The speaker lets out a deep breath before outlining that, “in the myth of Sisyphus, Albert Camus outlines what he believes is the central conflict of humankind: that we are looking for order and meaning in a world that is inherently chaotic and meaningless. This conflict is called ‘the absurd’. While some existential philosophers believe we should try to find meaning by transcending absurdity and others believe we should face absurdity and try to live life to the fullest in the face of it. The person who does this is an absurd hero…” She goes on to describe Camus essay on Sisyphus and the happiness he finds in completing his “silly little tasks”.

The top comments on this video include: “One must imagine Sisyphus vibing.”, “Why did this tiktok change me as a person?”, and “Love this! Also it made me feel uncomfortable.”

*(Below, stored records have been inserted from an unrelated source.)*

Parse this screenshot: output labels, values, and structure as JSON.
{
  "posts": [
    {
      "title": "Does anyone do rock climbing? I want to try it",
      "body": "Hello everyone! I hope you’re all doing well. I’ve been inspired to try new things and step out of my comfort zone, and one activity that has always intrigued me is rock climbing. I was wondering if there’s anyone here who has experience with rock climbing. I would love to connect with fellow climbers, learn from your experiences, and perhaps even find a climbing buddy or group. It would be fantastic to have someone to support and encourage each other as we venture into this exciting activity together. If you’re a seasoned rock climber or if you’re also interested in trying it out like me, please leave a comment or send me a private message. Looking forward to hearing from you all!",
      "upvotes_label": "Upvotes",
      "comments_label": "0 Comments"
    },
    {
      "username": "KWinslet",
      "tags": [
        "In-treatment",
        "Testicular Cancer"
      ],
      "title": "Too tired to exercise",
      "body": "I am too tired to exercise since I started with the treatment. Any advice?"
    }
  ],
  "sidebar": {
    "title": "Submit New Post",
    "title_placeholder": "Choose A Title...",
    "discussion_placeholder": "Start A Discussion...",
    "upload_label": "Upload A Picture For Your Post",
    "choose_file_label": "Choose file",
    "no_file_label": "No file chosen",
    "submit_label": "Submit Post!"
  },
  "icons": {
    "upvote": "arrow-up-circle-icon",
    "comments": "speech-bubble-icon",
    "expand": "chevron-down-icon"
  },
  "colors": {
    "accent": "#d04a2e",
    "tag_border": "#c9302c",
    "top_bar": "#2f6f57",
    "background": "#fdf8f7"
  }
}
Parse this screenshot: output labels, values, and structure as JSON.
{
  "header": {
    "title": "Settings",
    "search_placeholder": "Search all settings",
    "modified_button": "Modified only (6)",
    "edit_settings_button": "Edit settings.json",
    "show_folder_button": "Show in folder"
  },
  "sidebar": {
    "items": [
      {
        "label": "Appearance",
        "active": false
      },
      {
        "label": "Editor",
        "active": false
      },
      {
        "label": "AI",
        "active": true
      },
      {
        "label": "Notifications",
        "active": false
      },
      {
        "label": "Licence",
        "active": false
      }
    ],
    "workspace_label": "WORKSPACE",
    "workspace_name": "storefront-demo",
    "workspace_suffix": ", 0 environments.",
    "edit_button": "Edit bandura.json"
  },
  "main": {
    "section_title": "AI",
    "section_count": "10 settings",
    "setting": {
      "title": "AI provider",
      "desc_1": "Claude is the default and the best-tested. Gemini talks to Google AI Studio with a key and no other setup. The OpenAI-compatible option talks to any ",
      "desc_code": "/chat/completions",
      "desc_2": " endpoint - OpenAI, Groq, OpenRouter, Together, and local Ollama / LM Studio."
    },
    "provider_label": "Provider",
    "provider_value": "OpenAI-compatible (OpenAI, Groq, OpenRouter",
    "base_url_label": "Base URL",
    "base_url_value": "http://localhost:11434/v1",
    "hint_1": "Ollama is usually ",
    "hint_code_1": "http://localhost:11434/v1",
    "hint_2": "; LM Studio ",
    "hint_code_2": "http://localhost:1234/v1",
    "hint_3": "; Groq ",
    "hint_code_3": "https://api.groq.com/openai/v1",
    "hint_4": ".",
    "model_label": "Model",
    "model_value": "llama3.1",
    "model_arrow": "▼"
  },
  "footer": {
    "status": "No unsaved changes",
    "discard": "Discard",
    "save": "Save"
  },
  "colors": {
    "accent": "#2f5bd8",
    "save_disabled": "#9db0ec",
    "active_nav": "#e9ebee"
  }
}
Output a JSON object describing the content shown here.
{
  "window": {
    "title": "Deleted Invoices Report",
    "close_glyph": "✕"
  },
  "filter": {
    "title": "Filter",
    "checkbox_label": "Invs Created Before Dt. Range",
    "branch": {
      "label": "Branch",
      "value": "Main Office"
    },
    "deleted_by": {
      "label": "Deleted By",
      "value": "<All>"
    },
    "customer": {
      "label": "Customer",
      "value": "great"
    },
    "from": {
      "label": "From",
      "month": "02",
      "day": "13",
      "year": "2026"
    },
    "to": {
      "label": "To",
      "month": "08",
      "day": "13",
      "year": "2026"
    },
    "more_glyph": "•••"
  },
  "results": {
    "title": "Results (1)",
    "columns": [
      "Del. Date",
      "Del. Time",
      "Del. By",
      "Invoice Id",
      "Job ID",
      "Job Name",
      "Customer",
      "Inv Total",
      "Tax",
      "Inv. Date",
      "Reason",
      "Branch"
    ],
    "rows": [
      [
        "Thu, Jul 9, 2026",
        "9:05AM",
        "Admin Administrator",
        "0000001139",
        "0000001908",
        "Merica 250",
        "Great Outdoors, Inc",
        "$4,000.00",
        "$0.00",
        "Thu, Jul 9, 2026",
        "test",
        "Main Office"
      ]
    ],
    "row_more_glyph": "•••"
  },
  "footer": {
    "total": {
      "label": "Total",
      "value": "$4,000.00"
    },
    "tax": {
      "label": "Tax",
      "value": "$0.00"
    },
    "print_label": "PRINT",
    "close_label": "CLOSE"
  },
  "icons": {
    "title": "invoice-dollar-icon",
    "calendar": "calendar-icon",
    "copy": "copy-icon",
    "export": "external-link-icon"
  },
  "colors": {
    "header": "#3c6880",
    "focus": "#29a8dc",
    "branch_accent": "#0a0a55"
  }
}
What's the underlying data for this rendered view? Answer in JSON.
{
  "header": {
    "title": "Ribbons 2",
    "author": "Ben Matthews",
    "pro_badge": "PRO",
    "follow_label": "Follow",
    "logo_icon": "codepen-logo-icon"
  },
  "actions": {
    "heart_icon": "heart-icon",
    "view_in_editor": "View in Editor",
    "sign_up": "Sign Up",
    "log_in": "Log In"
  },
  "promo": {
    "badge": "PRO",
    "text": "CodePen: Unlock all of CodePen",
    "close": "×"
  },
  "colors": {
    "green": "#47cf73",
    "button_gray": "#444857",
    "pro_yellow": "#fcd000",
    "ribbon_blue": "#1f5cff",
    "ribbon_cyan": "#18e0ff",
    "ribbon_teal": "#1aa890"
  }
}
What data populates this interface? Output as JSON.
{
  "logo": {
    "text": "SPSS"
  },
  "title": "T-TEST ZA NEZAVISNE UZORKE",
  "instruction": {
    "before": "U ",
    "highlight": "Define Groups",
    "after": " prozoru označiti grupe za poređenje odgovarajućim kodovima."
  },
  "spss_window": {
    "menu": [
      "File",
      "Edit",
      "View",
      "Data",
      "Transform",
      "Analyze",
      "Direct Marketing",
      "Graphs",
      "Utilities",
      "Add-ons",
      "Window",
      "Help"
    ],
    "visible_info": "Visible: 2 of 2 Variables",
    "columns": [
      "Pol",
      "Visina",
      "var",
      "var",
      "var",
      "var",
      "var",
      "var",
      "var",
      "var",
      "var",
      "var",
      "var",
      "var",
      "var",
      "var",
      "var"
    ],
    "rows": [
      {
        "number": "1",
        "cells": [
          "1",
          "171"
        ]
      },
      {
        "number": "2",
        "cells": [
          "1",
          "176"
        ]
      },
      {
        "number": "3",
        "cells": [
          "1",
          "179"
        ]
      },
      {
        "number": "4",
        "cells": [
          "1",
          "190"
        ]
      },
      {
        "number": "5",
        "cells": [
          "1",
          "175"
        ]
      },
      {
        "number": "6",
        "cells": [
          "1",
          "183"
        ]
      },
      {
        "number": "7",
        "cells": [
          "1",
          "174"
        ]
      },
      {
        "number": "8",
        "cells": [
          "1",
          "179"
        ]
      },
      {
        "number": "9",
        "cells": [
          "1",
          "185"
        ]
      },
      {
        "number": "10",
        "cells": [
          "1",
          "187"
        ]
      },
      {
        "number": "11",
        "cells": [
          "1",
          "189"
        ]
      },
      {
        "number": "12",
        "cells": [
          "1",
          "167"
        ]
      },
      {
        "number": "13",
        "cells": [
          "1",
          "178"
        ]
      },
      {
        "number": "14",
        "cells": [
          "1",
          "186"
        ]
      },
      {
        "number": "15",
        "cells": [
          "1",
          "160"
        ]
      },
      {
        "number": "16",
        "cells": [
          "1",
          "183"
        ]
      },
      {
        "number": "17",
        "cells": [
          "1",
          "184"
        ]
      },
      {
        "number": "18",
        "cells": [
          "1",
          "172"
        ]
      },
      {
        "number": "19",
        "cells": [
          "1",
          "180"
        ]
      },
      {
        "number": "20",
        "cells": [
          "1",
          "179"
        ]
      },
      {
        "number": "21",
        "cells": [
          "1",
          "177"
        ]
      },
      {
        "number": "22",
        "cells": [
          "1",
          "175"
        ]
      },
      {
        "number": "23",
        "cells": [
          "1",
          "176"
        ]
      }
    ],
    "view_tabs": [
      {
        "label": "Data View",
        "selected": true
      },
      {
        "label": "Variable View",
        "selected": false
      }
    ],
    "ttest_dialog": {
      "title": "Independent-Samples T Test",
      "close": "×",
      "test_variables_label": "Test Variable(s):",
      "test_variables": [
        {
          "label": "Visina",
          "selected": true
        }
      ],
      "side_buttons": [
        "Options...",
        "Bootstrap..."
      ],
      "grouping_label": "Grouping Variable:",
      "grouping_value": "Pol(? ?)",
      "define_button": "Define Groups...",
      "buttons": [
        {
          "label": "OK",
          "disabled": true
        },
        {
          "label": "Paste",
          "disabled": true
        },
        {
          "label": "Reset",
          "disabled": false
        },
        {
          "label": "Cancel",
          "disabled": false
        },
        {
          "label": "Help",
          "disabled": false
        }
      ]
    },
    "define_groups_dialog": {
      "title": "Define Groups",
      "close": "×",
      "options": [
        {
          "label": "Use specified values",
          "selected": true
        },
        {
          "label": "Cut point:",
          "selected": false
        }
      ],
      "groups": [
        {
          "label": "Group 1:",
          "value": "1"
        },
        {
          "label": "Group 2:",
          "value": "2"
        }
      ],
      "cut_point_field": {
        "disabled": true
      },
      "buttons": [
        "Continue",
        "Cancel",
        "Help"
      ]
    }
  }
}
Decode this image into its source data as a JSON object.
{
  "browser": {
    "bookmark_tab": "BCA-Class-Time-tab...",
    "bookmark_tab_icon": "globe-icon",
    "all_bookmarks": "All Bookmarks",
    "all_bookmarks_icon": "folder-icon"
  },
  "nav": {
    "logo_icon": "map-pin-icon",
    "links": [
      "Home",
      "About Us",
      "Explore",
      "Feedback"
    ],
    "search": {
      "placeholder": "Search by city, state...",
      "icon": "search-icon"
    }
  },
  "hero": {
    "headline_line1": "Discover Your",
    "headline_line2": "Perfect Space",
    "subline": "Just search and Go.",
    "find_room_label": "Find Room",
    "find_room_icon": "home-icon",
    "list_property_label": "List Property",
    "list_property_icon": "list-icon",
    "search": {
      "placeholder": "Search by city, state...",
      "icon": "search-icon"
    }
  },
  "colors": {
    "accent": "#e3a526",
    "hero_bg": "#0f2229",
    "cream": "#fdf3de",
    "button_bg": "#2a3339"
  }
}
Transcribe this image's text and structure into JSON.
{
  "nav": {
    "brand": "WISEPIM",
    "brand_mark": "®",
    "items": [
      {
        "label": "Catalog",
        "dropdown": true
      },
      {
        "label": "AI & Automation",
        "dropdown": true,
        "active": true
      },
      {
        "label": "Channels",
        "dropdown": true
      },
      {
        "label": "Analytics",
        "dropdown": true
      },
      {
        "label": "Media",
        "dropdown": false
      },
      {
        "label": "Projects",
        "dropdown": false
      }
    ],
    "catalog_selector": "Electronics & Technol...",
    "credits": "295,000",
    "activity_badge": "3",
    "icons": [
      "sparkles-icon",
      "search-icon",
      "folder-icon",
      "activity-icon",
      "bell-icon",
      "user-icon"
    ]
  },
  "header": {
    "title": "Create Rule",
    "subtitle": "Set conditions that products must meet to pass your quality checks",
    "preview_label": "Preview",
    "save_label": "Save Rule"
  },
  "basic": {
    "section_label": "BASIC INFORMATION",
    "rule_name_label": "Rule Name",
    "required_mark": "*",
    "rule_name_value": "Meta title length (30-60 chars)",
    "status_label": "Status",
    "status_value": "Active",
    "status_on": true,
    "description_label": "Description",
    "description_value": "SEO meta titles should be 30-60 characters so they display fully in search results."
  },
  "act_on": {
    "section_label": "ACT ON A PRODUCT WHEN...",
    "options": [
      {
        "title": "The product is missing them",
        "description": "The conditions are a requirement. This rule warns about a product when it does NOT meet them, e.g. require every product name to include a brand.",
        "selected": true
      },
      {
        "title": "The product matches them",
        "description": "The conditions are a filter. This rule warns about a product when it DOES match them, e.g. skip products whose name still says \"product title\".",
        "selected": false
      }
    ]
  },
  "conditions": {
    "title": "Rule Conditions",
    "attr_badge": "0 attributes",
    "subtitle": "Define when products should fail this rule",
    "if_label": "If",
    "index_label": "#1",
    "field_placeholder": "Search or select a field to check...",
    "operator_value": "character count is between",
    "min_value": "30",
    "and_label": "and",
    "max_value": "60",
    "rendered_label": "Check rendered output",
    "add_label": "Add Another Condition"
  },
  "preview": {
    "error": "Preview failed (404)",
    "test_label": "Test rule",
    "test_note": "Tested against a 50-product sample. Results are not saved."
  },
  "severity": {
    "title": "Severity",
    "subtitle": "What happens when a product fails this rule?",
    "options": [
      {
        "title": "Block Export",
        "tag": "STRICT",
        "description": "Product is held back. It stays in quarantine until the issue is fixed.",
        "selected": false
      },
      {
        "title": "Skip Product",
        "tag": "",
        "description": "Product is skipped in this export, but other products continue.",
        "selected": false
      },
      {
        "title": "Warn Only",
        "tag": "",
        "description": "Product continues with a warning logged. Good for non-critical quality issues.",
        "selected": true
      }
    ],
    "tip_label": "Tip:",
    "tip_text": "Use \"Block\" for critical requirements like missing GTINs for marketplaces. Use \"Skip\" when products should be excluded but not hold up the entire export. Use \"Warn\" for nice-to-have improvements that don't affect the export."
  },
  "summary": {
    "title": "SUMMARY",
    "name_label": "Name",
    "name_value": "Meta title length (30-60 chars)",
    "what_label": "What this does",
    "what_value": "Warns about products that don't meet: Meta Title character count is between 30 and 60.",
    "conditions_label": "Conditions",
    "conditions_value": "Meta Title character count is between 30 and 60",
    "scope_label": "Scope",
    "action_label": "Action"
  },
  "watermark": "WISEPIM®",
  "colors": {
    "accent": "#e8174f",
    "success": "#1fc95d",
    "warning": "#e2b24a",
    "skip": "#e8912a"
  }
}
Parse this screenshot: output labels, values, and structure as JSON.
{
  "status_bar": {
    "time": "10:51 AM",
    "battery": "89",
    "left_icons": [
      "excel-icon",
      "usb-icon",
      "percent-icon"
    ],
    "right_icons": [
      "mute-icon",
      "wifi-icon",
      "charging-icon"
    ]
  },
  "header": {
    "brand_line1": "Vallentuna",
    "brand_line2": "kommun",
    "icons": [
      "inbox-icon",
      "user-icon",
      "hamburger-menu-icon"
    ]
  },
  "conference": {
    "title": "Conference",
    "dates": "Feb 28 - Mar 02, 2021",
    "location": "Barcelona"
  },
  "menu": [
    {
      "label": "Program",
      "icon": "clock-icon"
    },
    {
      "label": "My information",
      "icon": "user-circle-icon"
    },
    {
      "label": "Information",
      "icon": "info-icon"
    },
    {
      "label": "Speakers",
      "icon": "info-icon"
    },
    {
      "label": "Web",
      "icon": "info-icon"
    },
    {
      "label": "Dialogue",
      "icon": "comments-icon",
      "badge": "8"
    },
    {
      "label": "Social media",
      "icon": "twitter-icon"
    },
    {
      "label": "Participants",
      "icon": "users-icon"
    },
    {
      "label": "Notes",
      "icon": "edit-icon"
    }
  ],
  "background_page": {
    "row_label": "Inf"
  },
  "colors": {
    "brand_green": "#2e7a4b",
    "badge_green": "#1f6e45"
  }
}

Reflecting on the complete absurdity of stumbling upon this interpretation of Camus’ take on existentialism makes me question my own belief in the absurd instances like that tiktok find my account among the millions of videos circulating. “#Existentialism” has 51.6 million views and the tag “#camus” has 20.8 million views. I believe this phenomenon is comparable to the wave of popularity in existentialist thought that that struck post-WWI. It is likely the post-Covid-19 generations may prove to be especially vulnerable to the positives and negatives of viewing life as a combination and random and absurd events due to the turmoil of the pandemic.